**PROBLEM DESCRIPTION**: Work out the number of lines in the listing below that include "projects", and answer with it alone.

**STUDY MATERIAL**:

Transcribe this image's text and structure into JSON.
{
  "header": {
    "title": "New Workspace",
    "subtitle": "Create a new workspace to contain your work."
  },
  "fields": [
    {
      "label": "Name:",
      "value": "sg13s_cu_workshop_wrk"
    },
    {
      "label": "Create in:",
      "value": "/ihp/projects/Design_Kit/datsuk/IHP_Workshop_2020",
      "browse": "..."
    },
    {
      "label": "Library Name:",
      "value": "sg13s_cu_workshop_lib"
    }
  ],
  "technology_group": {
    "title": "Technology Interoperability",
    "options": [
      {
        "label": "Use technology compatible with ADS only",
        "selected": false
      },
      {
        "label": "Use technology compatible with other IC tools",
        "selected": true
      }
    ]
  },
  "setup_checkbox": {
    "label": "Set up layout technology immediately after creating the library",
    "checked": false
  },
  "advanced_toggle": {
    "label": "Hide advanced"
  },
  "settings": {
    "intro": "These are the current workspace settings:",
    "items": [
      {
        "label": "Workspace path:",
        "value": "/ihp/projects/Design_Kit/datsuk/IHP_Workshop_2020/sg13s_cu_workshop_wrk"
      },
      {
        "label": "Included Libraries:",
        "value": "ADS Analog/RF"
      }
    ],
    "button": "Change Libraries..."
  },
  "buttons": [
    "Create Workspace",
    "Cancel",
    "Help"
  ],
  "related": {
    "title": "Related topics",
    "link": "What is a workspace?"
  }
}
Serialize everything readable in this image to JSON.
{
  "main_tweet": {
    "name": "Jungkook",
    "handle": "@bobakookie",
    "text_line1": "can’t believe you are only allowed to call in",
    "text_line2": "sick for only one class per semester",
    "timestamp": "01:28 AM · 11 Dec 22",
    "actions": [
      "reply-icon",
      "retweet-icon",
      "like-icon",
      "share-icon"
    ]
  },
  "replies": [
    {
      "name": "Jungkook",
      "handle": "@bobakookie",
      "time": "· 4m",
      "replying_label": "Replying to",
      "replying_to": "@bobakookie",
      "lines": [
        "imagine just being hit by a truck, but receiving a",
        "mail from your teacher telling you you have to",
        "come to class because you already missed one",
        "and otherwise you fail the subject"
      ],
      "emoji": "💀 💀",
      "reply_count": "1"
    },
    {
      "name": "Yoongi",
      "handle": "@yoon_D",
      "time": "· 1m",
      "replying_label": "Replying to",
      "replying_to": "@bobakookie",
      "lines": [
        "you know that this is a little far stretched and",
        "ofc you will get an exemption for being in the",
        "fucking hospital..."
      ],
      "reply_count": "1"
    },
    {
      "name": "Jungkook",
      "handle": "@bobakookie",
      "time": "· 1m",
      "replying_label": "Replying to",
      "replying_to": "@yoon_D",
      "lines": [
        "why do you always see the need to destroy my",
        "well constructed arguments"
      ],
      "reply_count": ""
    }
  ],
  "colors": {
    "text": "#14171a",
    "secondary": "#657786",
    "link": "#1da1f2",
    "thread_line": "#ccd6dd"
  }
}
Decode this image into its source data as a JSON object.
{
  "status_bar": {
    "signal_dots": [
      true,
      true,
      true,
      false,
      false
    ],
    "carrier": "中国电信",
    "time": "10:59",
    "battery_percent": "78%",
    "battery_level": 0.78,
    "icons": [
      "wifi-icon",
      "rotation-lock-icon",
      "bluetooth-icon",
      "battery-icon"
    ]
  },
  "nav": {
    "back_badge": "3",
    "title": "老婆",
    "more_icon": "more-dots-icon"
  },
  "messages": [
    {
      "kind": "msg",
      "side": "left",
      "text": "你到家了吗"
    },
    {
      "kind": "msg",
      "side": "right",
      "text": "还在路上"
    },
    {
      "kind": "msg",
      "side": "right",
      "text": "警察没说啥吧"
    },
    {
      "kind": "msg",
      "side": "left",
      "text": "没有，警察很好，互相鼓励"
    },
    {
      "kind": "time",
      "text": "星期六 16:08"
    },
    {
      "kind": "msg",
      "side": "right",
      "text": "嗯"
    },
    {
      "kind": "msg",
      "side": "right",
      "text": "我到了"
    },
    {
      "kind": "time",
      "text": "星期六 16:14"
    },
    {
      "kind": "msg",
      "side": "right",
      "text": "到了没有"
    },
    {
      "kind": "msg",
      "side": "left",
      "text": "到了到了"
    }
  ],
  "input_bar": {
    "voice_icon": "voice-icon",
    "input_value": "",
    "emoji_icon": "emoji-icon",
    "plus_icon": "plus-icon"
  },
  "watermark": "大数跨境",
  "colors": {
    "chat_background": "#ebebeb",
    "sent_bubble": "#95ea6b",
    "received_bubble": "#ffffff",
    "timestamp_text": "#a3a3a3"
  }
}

**REPLY TO THE TASK**: 2